Jeff,

Even when I have employed different terminology, I have received the same response.

Bart Barber said...

Alan,

I have changed terminology not out of any lack of confidence in the original terminology, but out of a desire to build consensus.

Robert Hutchinson said...

no denial of religious liberty.

point is that Christians who separated from "the church" over the conviction that the 1st century Christians baptized believers were branded as sinners who ought to repent. and were no longer part of the "true church."

now we have the children of the separatists telling Christians with the conviction that 1st century Christians practiced baby baptism that they are sinners in need of repentance. and are not part of a "true church."

question:

why must either baptismal practice be labeled as sin? why not just label it as a difference of interpretation and conviction?

who baptized john the baptizer?

Alan Cross said...

Yes, Bart. I understood and understand that you still think that you are correct in your initial view and you are just trying to meet your critics half way with the words you use. I never thought otherwise.

But, I do thank you for trying to build consensus at this point through a shift in terminology.

Bart Barber said...

Robert Hutchinson,

You asked, "why must either baptismal practice be labeled as sin? why not just label it as a difference of interpretation and conviction?"

I am fine with someone choosing to label it simply as a difference of interpretation and conviction, so long as one is therefore determined to join a Presbyterian or Congregationalist church. We do not (should not) be dividing up the Body of Christ over issues of "interpretation and conviction." We should only be splitting churches when the issues are so plain and biblical that it would be sinful for us to do otherwise.

That's why my next post, "A Baptist Not-So-Hypothetical", is so central to this discussion.

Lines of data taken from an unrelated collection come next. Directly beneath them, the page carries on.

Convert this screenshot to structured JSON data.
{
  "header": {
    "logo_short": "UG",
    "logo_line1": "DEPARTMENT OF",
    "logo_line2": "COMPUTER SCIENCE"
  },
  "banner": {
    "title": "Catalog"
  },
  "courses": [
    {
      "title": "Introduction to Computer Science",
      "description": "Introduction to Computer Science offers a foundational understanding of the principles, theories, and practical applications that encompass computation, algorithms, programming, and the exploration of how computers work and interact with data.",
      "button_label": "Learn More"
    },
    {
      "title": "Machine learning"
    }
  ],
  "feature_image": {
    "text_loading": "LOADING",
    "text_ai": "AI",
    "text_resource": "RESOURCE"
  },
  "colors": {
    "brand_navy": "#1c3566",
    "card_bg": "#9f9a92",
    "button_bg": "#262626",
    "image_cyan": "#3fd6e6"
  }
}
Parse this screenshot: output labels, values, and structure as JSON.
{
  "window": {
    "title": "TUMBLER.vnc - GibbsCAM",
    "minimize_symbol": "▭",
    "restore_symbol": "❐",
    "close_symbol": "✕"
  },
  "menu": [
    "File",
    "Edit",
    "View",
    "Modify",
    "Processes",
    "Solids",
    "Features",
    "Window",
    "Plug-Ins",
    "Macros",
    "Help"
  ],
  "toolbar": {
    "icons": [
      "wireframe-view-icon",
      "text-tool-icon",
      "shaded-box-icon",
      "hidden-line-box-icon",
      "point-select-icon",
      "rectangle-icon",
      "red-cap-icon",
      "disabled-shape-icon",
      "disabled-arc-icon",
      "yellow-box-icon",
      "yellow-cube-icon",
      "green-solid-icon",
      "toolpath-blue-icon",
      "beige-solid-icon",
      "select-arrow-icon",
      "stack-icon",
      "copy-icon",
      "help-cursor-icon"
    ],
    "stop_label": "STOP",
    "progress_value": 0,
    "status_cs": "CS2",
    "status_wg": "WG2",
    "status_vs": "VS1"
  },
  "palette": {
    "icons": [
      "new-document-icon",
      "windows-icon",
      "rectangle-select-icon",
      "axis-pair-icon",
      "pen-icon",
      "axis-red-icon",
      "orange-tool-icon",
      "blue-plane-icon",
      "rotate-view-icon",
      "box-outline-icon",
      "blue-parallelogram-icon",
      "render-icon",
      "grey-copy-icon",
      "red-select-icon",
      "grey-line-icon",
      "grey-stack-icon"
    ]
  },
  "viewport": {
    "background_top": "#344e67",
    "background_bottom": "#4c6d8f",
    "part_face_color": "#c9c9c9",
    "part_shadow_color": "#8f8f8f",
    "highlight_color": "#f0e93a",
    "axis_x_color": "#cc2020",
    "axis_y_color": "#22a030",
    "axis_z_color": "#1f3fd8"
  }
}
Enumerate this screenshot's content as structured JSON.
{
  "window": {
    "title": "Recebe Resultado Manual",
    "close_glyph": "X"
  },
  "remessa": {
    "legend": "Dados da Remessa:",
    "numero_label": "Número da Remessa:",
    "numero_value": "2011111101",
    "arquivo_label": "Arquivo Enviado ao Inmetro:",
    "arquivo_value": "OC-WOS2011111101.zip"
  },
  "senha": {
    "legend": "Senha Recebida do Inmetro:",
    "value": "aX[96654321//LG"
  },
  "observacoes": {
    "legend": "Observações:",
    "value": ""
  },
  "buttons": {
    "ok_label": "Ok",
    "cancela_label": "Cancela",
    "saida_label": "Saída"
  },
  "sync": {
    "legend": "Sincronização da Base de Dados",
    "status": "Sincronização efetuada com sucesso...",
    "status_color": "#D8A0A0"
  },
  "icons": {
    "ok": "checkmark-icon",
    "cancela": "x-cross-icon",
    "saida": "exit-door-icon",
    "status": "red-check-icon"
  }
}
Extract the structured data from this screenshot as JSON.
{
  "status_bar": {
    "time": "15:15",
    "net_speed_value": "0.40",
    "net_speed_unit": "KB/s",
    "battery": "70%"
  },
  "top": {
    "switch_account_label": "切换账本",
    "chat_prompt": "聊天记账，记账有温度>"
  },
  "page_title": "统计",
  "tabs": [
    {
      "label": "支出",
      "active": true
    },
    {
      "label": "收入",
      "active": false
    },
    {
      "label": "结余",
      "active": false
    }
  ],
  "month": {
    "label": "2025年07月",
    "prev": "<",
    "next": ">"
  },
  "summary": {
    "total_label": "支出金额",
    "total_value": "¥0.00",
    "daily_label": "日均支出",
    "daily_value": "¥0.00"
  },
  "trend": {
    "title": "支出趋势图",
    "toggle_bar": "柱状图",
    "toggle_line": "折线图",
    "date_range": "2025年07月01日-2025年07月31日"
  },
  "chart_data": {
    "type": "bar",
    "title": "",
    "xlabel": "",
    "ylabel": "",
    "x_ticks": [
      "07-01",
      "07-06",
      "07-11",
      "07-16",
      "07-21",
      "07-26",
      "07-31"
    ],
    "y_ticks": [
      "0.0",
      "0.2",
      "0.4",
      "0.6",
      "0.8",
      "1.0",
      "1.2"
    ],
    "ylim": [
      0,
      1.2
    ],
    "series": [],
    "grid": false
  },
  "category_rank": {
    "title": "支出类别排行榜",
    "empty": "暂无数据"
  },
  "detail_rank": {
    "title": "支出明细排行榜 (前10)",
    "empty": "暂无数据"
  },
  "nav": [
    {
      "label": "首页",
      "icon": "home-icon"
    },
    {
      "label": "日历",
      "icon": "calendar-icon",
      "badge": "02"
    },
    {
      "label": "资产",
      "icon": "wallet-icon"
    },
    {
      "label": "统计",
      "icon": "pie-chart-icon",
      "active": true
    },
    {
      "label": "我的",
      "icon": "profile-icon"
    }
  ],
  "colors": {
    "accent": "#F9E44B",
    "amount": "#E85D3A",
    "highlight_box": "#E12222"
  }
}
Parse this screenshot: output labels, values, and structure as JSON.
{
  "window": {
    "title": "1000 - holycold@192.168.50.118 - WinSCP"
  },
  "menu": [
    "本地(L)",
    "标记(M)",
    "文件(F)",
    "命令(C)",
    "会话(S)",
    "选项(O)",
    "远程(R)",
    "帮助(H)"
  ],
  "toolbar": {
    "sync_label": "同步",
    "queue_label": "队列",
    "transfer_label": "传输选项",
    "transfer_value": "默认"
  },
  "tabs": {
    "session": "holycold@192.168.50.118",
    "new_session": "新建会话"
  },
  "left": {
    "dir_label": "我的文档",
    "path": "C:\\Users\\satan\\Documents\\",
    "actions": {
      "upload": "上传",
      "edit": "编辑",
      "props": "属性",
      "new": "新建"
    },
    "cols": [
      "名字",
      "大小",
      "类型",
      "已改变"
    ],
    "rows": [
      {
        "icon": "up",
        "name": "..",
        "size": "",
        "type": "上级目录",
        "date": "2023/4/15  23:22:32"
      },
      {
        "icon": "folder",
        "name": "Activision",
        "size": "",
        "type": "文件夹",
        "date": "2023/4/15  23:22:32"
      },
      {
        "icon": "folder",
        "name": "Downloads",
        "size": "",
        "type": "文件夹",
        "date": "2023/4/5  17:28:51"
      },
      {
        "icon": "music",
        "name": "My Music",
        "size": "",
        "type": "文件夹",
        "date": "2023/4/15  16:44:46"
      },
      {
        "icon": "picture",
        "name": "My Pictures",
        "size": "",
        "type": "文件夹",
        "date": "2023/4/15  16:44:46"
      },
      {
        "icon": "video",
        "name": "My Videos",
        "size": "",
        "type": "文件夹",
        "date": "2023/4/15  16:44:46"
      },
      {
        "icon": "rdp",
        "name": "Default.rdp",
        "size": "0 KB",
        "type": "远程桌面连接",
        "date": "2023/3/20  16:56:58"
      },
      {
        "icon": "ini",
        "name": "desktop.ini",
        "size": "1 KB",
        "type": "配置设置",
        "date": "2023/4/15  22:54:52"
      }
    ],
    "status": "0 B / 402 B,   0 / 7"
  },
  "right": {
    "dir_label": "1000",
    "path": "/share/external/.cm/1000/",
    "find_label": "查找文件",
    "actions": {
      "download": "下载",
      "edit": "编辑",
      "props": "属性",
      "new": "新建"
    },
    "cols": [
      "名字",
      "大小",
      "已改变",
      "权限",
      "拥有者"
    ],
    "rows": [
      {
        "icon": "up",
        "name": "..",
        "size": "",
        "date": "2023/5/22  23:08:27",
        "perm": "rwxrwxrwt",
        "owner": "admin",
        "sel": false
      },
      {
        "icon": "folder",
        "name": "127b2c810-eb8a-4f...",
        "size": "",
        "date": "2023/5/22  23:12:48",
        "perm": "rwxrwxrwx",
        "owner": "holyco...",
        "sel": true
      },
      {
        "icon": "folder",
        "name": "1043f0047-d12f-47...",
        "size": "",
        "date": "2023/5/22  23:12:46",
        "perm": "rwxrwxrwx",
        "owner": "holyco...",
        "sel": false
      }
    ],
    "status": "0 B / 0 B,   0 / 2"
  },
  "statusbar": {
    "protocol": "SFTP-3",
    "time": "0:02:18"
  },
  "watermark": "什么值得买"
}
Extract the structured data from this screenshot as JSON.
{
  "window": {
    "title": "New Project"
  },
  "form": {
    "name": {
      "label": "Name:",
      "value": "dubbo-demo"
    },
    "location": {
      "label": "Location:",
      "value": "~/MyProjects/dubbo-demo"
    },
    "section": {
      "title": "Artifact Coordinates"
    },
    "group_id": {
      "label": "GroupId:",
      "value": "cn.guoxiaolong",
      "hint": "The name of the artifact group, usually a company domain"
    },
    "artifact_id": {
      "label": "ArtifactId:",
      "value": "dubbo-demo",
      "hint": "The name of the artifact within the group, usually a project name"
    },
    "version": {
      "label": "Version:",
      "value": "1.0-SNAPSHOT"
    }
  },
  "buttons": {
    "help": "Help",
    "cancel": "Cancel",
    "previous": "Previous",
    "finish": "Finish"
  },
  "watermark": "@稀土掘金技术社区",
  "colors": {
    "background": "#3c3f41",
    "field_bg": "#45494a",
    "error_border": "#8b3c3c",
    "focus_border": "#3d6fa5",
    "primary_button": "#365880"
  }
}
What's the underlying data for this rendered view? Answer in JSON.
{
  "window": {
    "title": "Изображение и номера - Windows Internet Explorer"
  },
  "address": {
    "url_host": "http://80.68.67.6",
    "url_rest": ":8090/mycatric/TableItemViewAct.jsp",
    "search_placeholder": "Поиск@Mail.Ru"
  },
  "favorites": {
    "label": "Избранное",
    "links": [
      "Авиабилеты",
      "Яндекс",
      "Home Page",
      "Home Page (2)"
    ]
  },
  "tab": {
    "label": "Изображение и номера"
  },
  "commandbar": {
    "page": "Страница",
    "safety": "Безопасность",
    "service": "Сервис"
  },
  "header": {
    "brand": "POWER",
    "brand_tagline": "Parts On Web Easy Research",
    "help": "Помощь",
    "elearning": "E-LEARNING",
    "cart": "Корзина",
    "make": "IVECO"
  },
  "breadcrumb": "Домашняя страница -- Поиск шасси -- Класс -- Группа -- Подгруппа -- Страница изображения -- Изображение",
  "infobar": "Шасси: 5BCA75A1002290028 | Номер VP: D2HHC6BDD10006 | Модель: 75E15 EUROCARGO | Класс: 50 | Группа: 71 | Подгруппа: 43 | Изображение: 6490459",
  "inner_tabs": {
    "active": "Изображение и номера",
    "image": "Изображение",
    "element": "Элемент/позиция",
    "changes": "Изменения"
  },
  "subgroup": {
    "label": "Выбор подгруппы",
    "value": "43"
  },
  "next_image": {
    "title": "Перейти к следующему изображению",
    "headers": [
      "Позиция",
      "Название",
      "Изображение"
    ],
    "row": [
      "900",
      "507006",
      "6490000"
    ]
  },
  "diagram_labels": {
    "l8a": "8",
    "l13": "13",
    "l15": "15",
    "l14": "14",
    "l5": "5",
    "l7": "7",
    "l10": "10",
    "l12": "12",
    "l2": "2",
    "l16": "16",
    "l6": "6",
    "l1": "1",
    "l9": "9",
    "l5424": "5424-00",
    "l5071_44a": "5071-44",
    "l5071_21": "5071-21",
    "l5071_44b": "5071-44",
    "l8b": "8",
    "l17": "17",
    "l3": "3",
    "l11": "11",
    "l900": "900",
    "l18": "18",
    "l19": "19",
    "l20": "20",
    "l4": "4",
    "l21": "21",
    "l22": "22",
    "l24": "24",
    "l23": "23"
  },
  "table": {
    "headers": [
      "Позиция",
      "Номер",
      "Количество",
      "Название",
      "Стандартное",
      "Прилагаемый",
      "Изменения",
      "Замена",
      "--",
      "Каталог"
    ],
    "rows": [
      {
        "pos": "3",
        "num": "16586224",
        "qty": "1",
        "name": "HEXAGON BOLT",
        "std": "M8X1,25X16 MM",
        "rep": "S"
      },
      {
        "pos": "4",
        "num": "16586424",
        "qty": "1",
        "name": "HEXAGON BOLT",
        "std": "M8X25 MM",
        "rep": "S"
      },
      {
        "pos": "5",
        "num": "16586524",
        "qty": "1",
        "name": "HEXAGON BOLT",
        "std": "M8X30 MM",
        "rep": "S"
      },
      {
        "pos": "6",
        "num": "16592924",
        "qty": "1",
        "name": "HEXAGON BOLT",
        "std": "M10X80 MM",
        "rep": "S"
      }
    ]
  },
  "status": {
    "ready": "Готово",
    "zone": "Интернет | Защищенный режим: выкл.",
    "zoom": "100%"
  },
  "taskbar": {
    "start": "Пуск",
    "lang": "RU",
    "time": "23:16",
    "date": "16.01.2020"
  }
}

I note that nobody who has taken issue with my position on pedobaptism wants to touch that post with a ten-foot pole.

Bart Barber said...

That is, although Les has commented over there, he refuses to answer at all the question posed in the original post. And nobody else who differs has stuck his head into that door at all.